Anthrax is a silent killer on the African savanna, quietly knocking off zebras and other herbivores. Now, a team of biologists has observed a way in which anthrax keeps itself in circulation in Etosha National Park, a sprawling wilderness area situated in northwestern Namibia. The carcasses of animals that have died of anthrax fertilize patches of grass, making them particularly attractive to other animals, even though they're laced with the pathogen.
A male peacock’s tail may help him attract mates, but does it also make him an easy meal? Scientists have long believed that these birds had to sacrifice some mobility in order to sport such dramatic decorative plumage, which accounts for 60% of their length. Now, a team of researchers has finally put this idea to the test by measuring peacocks’ ability to make a quick escape—with and without their tails.
Muck Rack makes it simple to find people, tweets, or articles that mention any name, keyword, company, hashtag etc. We've compiled this guide to help you make the most of your search.
Selecting a term
Start searching tweets, articles from media outlets, articles mentioned in tweets, journalists'
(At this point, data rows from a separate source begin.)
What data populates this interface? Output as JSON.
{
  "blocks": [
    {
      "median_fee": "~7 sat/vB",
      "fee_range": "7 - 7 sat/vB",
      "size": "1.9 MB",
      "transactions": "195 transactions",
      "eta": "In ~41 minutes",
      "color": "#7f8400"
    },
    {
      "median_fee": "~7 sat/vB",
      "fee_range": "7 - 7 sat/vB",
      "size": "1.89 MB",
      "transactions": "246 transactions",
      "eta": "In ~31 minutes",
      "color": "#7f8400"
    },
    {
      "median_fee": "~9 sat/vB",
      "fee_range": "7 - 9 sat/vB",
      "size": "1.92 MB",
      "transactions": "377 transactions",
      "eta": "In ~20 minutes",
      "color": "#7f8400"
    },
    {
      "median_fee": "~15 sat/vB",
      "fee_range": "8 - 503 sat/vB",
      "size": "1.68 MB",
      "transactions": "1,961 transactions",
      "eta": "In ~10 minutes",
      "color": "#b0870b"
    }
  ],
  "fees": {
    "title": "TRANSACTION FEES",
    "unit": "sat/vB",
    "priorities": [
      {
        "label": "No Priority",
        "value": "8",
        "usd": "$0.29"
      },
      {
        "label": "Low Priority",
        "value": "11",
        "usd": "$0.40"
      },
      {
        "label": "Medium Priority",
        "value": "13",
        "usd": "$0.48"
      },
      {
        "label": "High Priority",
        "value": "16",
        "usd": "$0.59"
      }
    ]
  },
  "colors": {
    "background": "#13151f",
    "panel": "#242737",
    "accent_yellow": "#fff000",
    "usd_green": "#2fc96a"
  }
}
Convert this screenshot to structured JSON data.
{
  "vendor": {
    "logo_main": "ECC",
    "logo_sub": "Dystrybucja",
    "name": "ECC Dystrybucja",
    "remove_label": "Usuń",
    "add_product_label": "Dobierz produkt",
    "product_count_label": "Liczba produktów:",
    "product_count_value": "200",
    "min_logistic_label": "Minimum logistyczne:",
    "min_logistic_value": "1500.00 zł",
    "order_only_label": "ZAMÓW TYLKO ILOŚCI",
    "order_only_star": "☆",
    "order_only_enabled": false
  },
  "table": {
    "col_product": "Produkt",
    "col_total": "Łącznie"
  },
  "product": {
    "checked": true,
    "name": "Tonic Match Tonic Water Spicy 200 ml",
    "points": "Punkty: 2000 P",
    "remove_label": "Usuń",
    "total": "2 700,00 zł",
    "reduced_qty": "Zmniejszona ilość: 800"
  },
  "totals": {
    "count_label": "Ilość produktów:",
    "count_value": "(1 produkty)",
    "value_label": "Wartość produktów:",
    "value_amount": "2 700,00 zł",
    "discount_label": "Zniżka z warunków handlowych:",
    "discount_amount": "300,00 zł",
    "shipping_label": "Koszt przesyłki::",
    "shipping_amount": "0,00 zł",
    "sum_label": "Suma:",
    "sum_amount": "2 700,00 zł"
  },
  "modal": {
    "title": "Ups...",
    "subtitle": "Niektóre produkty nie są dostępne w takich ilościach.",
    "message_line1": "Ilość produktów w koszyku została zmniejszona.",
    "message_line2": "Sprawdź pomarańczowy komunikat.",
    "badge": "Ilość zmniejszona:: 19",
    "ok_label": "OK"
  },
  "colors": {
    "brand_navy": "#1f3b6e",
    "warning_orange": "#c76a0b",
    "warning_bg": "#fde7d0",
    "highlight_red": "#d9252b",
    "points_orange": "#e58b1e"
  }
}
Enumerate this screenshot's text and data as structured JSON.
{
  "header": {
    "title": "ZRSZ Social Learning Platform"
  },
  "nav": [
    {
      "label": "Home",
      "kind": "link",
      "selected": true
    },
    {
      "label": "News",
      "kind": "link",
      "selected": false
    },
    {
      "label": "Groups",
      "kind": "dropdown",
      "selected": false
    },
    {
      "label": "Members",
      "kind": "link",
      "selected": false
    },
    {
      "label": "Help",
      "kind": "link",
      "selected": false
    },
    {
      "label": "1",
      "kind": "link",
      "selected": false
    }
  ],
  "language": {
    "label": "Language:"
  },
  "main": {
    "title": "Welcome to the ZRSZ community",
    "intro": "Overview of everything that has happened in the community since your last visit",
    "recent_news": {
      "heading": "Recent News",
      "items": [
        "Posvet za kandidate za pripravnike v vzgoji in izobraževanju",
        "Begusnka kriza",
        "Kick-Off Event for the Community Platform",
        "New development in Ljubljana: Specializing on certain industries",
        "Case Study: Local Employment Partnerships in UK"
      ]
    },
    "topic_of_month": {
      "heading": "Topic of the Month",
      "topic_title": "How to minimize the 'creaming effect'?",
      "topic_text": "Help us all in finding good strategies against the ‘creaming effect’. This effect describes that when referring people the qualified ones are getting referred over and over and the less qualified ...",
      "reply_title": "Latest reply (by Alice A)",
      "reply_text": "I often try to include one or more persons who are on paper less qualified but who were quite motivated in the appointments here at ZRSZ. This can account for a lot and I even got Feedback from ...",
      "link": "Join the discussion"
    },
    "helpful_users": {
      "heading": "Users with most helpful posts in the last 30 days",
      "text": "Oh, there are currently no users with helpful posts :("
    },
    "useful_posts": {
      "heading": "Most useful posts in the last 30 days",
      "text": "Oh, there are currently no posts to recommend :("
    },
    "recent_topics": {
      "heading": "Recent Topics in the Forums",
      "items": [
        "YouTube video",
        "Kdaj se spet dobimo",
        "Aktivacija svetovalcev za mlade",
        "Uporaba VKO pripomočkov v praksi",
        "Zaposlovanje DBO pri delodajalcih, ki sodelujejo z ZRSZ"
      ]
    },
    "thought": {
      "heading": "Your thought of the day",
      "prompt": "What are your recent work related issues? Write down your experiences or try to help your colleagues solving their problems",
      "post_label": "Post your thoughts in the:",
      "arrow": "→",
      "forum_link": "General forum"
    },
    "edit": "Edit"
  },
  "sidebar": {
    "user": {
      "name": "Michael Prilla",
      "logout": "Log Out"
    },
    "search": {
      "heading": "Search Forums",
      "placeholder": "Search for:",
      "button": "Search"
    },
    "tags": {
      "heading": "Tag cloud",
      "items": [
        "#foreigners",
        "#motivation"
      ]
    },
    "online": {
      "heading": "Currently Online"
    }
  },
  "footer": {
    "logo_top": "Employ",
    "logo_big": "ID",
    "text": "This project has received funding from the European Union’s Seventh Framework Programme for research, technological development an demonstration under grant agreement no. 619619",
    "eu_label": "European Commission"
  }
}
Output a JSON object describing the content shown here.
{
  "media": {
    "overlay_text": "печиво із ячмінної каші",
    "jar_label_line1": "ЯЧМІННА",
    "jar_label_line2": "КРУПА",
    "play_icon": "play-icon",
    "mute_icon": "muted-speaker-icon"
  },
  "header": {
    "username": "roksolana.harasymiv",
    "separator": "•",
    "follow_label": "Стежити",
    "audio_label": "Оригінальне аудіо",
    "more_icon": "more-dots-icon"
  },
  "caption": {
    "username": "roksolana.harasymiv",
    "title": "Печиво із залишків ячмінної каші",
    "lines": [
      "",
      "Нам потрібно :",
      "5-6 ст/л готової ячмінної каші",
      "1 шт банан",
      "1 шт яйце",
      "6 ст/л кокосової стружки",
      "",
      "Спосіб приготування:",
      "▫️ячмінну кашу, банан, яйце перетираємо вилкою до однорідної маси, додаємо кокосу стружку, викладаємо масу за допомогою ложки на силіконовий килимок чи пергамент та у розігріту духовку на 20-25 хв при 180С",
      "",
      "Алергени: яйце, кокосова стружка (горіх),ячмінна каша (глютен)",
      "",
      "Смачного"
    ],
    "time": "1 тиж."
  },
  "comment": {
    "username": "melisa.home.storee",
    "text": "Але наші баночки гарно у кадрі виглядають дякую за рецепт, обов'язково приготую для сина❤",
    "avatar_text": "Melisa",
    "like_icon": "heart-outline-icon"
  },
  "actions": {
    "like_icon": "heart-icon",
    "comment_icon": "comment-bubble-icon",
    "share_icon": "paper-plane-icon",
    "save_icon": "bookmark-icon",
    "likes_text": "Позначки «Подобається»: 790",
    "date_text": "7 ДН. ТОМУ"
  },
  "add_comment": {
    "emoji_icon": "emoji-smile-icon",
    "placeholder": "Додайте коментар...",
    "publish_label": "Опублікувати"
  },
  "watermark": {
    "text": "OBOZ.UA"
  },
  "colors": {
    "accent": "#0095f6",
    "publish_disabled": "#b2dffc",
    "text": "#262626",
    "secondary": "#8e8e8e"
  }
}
names, titles and bios with some suggested searches:
Companies or Topics (e.g. iPhone, Microsoft)
Phrases (e.g. "cloud computing") — use quotes to keep the terms together
Twitter handles (e.g. @username) — returns those who have mentioned or replied to
Names (e.g. "David Pogue")
Hashtags (e.g. #sxsw, #london2012)
Bio details (e.g. vegan, Olympics, father)
Muck Rack's Advanced Search allows for many boolean operators.
Find results that mention multiple specified terms, use AND or
+. For example, ensure each result contains both Elon Musk and Mark Zuckerberg by
searching Musk AND Zuckerberg or Musk + Zuckerberg.
Use the operators OR or , to broaden your search when you'd like either of
multiple terms to appear in results. (This is the default behavior of our search when no operators
are used). For example, results will contain either cake or cookie by searching cake OR cookie or cake,cookie
Use NOT or - to subtract results from your search. For
example, searching Disney will yield results about the Walt Disney Company as well as Walt Disney
World Resort. To exclude mentions of Disney World, search for Disney -World or Disney
When using one of these operators with a phrase, enclose it in quotation marks. For example, you can
find results about smartphones excluding Apple's iPhone 4S by searching smartphone -"iPhone
Exact case matching or punctuation
If you're searching for a brand name or keyword that relies on specific punctuation marks or capitalization, you can
find results that match your exact query by adding matchcase: before the keyword you're searching for, like matchcase:E*TRADE .
Use parentheses to separate multiple
boolean phrases. For example, to find journalists talking about having fun in Disney World or
Disneyland, search for ("disney world" OR disneyland) AND fun.
An asterisk can be used to search for any variation of a root word truncated by the asterisk. For example, searching for admin* will return results for administrator, administration, administer, administered, etc.
A near operator is an AND operator where you can control the distance between the words. You can vary the distance the near operation uses by adding a forward slash and number (between 0-99) such as strawberries NEAR/10 "whipped cream", which means the strawberries must exist within 10 words of "whipped cream".